Gentry, a son of the “Seven Seconds or Less” Suns, won 43.7 percent of his games while in New Orleans, with one postseason appearance and one playoff series win. While he was at the helm, the Pelicans suffered a number of harsh injuries, went through a front office regime change, and made several major trades.
This season was yet another in a long line of challenges for Gentry, as Zion, the player that made him leap from his chair on lottery night, missed the first 44 games of the season. The Pelicans surged in the standings after Williamson returned, but after being considered strong candidates to make the West’s play-in games in the NBA’s restart, Zion was forced to play limited minutes after missing the exhibition period and New Orleans crawled to 2-6 in the bubble.
Gentry and new vice president of basketball operations David Griffin go back to the Seven Seconds days in Phoenix, but Griffin didn’t hire Gentry in New Orleans. Rumors have lingered about Gentry’s exit dating back to last offseason. The New York Times’ Marc Stein reported that Griffin may have even made the decision to part ways before the Pelicans even entered the bubble.
Now Griffin is tasked with a big decision: Who is the right coach to shepherd Zion through his formative years? The most popular candidates reported in the aftermath of the decision include Clippers assistant Ty Lue, Lakers assistant Jason Kidd, and current Nets interim Jacques Vaughn.
Lue could be the front-runner given his relationship with Griffin, as the pair won the 2016 title as part of the LeBron-led Cavs. Coaching LeBron, or rather, having LeBron let you coach him, is the best selling point on Lue’s résumé. Talks to make him LeBron’s coach on the Lakers stalled last summer, leading him to take an assistant gig with Doc Rivers, but Lue seems primed to get another head coaching shot. His ability to connect with stars and get the most out of them bodes well for a potential partnership with Zion.
Kidd’s name still draws eyeballs; it seems like no matter what the open job is these days, his name will pop up among the candidates. Kidd may be the opposite of Lue, as an example of what happens when you’re not able to succeed with a superstar. Kidd got his shot with a young Giannis and didn’t end up being the right coach to push that Bucks team toward title contention. But he did improve them as they were growing up, and maybe he could do the same with a young team in New Orleans.
Vaughn is the wild card on the short list. The feisty Nets are still in the playoffs, so Vaughn is busy, and he’s expected to at least be considered for his current job too. Vaughn also has a relationship with Pelicans GM Trajan Langdon, who was previously the assistant GM in Brooklyn.
Aside from Mark Jackson and Jeff Van Gundy, the Pels and Nets might be fighting over the same candidates while the Bulls also try to hire a new coach following the firing of Jim Boylen. Teams like the Kings and Sixers may have openings to fill soon too. The competition could heat up quickly, so it makes sense that, only two days after their season officially ended, the Pelicans pulled the plug on the Gentry era.

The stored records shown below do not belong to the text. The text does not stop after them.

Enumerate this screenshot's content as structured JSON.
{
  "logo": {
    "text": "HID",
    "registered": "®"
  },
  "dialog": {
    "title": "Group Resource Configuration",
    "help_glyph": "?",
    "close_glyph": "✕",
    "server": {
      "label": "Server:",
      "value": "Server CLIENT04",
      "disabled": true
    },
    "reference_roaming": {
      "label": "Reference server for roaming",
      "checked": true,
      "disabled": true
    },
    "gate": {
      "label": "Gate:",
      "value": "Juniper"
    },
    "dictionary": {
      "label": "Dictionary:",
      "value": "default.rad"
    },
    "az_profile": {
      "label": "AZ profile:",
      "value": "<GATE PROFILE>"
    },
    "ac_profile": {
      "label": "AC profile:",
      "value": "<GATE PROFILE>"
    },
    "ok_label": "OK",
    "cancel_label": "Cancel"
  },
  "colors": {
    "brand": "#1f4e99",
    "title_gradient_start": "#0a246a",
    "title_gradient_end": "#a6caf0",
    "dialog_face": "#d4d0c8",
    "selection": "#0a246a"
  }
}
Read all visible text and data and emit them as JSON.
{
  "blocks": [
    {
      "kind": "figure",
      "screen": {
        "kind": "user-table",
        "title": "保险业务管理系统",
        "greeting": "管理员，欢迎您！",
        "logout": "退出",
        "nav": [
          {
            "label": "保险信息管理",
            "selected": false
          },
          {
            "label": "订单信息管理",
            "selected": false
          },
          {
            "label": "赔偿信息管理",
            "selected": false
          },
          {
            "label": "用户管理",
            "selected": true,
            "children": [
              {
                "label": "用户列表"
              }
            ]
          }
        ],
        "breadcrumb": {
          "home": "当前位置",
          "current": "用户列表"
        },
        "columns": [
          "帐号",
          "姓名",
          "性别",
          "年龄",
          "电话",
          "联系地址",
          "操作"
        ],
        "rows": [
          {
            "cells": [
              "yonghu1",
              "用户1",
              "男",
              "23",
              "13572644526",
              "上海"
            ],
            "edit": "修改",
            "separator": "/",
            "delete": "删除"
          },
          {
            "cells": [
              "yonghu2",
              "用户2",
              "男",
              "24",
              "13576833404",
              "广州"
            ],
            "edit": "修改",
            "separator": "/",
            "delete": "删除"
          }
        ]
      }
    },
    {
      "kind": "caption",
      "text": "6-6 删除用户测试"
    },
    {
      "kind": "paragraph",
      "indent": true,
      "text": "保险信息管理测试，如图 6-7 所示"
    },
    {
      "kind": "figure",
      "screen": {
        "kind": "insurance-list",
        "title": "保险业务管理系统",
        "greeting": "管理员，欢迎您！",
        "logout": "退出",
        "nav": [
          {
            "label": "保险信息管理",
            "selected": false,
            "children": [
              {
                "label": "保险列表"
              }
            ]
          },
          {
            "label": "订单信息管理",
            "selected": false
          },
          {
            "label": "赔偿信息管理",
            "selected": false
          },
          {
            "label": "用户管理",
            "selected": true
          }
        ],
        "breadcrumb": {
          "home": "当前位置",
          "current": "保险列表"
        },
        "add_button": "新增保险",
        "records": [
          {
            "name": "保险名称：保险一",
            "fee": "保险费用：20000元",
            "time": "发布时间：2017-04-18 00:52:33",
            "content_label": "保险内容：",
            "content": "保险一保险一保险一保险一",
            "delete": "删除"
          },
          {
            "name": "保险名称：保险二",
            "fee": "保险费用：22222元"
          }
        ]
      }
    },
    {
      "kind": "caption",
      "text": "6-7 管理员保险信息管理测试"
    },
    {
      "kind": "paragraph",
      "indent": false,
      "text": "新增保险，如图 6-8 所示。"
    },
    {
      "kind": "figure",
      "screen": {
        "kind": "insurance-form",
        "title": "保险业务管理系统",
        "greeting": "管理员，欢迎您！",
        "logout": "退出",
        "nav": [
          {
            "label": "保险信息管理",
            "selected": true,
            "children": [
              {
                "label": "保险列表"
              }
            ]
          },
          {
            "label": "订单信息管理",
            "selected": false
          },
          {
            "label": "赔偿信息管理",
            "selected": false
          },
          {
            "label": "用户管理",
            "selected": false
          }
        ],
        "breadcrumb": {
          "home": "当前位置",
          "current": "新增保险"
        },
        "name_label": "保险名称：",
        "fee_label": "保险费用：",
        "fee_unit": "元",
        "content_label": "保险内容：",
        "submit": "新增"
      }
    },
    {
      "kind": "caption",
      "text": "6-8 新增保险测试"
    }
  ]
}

The importance of this decision can’t be overstated. Though he’s still raw, Zion has already shown he’s unlike any player in the league. He could be generationally great, and he could be the player to finally bring New Orleans to the forefront of the league. First, though, he needs the right person to guide him there.